Certain inherited characteristics make certain breeds ideal for search-dog training. The German Shepherd Dog, for example, fits in every way the image of a police dog, having medium body sensitivity. It is a popular breed from which correct selection can be made, and it is highly respected to training. Retrieving is an acquired behavior pattern in the German Shepherd.
The Labrador Retriever is another successful search dog which normally causes no apprehension to the public. It is highly developed olfactory instincts, moderate to low body sensitivity and a more independent nature than the German Shepherd. Retrieving is an instinctive behavior pattern, and the Labrador usually has well-developed hunting instinct.
Individual characteristics of certain gundog breeds also have a bearing on selection for search-dog training. The hunting, for example, should display determination to search without a visual incentive, and while it may not retrieve, it should have the desire to pick up. Similarly the Retriever should distinguish itself by its determination to fetch, and though it may require a visual incentive it should be eager to carry and be possessive with prey.
Training Search Dogs

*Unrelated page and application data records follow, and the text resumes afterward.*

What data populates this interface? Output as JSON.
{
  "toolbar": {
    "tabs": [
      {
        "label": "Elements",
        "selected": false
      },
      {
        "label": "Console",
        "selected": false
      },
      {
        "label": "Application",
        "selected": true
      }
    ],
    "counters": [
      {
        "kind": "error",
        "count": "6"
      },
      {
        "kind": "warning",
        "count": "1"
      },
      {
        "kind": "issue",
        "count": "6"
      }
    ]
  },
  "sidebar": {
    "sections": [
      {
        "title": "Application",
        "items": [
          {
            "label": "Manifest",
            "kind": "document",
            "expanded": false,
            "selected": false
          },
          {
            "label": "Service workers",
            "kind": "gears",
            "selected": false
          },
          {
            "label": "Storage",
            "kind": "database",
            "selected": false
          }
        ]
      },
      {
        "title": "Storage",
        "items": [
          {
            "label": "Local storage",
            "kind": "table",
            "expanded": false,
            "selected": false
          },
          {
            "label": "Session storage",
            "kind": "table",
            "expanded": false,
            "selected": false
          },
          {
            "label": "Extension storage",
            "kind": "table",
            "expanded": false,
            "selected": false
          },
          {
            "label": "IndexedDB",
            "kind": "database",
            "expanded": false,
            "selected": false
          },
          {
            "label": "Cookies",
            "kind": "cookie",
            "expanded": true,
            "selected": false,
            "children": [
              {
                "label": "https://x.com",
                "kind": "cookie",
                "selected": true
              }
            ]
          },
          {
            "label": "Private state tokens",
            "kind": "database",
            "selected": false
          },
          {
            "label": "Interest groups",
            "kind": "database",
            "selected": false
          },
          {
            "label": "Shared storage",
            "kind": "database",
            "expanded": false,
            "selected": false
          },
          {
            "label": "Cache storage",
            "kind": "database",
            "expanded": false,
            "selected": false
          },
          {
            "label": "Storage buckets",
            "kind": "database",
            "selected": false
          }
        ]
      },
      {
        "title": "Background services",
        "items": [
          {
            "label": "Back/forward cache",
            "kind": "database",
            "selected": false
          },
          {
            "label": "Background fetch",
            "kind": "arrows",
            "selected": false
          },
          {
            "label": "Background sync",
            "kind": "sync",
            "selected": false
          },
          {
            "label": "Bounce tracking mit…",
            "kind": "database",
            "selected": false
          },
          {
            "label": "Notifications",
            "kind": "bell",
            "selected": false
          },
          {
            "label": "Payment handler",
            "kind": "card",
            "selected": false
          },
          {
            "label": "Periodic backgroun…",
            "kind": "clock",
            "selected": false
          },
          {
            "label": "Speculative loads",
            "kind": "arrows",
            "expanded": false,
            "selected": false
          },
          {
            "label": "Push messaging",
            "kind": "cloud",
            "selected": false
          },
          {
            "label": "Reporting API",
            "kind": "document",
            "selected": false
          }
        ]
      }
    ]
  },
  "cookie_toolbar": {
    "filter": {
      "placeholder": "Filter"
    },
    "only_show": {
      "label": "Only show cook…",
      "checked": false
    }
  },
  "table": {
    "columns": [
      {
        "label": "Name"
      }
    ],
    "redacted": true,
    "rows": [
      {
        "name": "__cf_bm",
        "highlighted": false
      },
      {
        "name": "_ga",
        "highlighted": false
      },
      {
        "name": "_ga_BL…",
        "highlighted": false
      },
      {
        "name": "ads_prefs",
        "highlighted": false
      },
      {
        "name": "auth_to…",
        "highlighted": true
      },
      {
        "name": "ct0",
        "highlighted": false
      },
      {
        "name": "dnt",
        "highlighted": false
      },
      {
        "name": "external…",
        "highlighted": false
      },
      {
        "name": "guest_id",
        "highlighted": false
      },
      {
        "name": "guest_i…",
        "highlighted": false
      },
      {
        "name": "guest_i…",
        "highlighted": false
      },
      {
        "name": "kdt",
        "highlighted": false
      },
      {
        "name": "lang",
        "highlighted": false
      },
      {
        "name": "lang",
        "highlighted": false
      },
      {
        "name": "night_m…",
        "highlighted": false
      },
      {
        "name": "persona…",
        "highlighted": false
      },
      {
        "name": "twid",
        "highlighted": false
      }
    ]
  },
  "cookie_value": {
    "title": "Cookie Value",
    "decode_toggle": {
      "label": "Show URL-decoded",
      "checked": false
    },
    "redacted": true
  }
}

As in all aspects of dog training, the training of search dogs, irrespective of the selected scents they are required to search for, must be based on firm yet sympathetic understanding of the workings of the canine mind. The success of specialized training lies in the creating the correct incentive, harnessing the drive and channeling it to a useful end. Coupled with a sympathetic and thoughtful handler, the result is a highly effective team and ready and able to assist the various law enforcement agencies in their fight against crime.
Dogs which are accepted for police search-training duties undergo a fifteen-week course. During training the team spirit is forged between the animals and their handlers, based on patience, determination, integrity and affection on both sides. The outstanding factor is patience. All search dogs undergo a routine veterinary inspection; from the age of seven years, when they are nearing the end of their working lives, they receive a thorough six-monthly inspection to ensure that they are still in good health and able to carry out their duties. At about eight years of age a search dog is retired, the handler usually buying the dog, which has just earned a quiet retirement.
All dogs trained and used by the Royal Air Force Police have been donated by the public, many dogs coming from leading show kennels. It is indicative of the high standards at these kennels, specializing largely in producing show stock that first-class working dogs can emerge.
High standards for potential canine recruits are set by the Royal Air Force Police. Each year the Service required some fifty trained dogs. To reach this figure two hundred dogs will be tested, approximately half that number will enter training, and of these less than half again will qualify. The recruited gift-dogs – German Shepherds and Gundogs – are all pedigrees aged between ten months and two and a half years. Potential gift dogs are examined by the expert inspectors in their own homes. Such inspection is the first hurdle in this unique recruiting program, which aims to keep the worldwide police-dog strength of the Royal Air Force at around 800. After a dog’s pedigree and age have been established, a strict acceptance test is carried out covering the animals build, movements and general health. Sadly, even the finest family pet can sometimes prove unacceptable when judged against the high standards required.